- _What you should do_: The entries shown below are to be printed in full, unaltered.

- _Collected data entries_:
***
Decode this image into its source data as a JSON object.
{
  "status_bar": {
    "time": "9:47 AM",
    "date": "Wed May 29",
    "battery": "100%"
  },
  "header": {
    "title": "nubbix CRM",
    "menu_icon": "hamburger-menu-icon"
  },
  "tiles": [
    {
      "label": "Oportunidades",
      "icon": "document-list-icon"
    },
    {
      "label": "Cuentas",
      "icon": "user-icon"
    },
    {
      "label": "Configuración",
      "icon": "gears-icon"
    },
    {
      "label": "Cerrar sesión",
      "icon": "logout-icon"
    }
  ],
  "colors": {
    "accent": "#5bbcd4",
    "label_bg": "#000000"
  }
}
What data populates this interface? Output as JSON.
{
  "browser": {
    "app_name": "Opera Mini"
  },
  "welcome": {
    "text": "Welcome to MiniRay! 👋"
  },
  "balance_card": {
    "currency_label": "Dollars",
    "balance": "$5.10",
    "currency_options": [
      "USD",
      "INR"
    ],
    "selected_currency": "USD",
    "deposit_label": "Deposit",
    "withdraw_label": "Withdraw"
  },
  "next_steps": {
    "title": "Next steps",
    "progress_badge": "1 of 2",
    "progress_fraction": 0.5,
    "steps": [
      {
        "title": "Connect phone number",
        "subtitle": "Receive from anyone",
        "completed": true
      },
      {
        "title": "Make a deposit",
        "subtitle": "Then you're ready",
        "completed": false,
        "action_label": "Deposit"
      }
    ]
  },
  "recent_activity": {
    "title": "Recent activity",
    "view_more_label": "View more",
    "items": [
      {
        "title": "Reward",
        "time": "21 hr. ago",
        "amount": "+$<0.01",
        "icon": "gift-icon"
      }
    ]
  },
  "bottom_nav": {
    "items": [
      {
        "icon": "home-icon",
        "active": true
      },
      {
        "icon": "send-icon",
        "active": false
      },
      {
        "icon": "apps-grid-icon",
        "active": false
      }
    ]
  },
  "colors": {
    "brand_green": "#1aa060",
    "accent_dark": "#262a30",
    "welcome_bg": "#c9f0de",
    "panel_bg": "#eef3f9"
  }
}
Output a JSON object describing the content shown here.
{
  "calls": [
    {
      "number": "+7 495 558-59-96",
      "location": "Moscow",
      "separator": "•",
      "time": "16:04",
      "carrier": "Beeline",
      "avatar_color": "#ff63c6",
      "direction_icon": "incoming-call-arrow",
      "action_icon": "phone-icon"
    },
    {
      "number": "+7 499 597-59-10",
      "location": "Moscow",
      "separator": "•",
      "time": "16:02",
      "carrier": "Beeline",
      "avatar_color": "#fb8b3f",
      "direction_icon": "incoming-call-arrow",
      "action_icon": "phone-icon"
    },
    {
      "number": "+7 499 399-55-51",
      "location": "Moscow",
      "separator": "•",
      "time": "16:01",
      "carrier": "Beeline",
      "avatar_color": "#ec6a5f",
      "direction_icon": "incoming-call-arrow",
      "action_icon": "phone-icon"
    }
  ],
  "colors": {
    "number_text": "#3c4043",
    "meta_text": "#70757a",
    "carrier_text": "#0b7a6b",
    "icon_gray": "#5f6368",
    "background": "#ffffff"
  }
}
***
- _Solution for this exercise_:
Decode this image into its source data as a JSON object.
{
  "status_bar": {
    "time": "9:47 AM",
    "date": "Wed May 29",
    "battery": "100%"
  },
  "header": {
    "title": "nubbix CRM",
    "menu_icon": "hamburger-menu-icon"
  },
  "tiles": [
    {
      "label": "Oportunidades",
      "icon": "document-list-icon"
    },
    {
      "label": "Cuentas",
      "icon": "user-icon"
    },
    {
      "label": "Configuración",
      "icon": "gears-icon"
    },
    {
      "label": "Cerrar sesión",
      "icon": "logout-icon"
    }
  ],
  "colors": {
    "accent": "#5bbcd4",
    "label_bg": "#000000"
  }
}
What data populates this interface? Output as JSON.
{
  "browser": {
    "app_name": "Opera Mini"
  },
  "welcome": {
    "text": "Welcome to MiniRay! 👋"
  },
  "balance_card": {
    "currency_label": "Dollars",
    "balance": "$5.10",
    "currency_options": [
      "USD",
      "INR"
    ],
    "selected_currency": "USD",
    "deposit_label": "Deposit",
    "withdraw_label": "Withdraw"
  },
  "next_steps": {
    "title": "Next steps",
    "progress_badge": "1 of 2",
    "progress_fraction": 0.5,
    "steps": [
      {
        "title": "Connect phone number",
        "subtitle": "Receive from anyone",
        "completed": true
      },
      {
        "title": "Make a deposit",
        "subtitle": "Then you're ready",
        "completed": false,
        "action_label": "Deposit"
      }
    ]
  },
  "recent_activity": {
    "title": "Recent activity",
    "view_more_label": "View more",
    "items": [
      {
        "title": "Reward",
        "time": "21 hr. ago",
        "amount": "+$<0.01",
        "icon": "gift-icon"
      }
    ]
  },
  "bottom_nav": {
    "items": [
      {
        "icon": "home-icon",
        "active": true
      },
      {
        "icon": "send-icon",
        "active": false
      },
      {
        "icon": "apps-grid-icon",
        "active": false
      }
    ]
  },
  "colors": {
    "brand_green": "#1aa060",
    "accent_dark": "#262a30",
    "welcome_bg": "#c9f0de",
    "panel_bg": "#eef3f9"
  }
}
Output a JSON object describing the content shown here.
{
  "calls": [
    {
      "number": "+7 495 558-59-96",
      "location": "Moscow",
      "separator": "•",
      "time": "16:04",
      "carrier": "Beeline",
      "avatar_color": "#ff63c6",
      "direction_icon": "incoming-call-arrow",
      "action_icon": "phone-icon"
    },
    {
      "number": "+7 499 597-59-10",
      "location": "Moscow",
      "separator": "•",
      "time": "16:02",
      "carrier": "Beeline",
      "avatar_color": "#fb8b3f",
      "direction_icon": "incoming-call-arrow",
      "action_icon": "phone-icon"
    },
    {
      "number": "+7 499 399-55-51",
      "location": "Moscow",
      "separator": "•",
      "time": "16:01",
      "carrier": "Beeline",
      "avatar_color": "#ec6a5f",
      "direction_icon": "incoming-call-arrow",
      "action_icon": "phone-icon"
    }
  ],
  "colors": {
    "number_text": "#3c4043",
    "meta_text": "#70757a",
    "carrier_text": "#0b7a6b",
    "icon_gray": "#5f6368",
    "background": "#ffffff"
  }
}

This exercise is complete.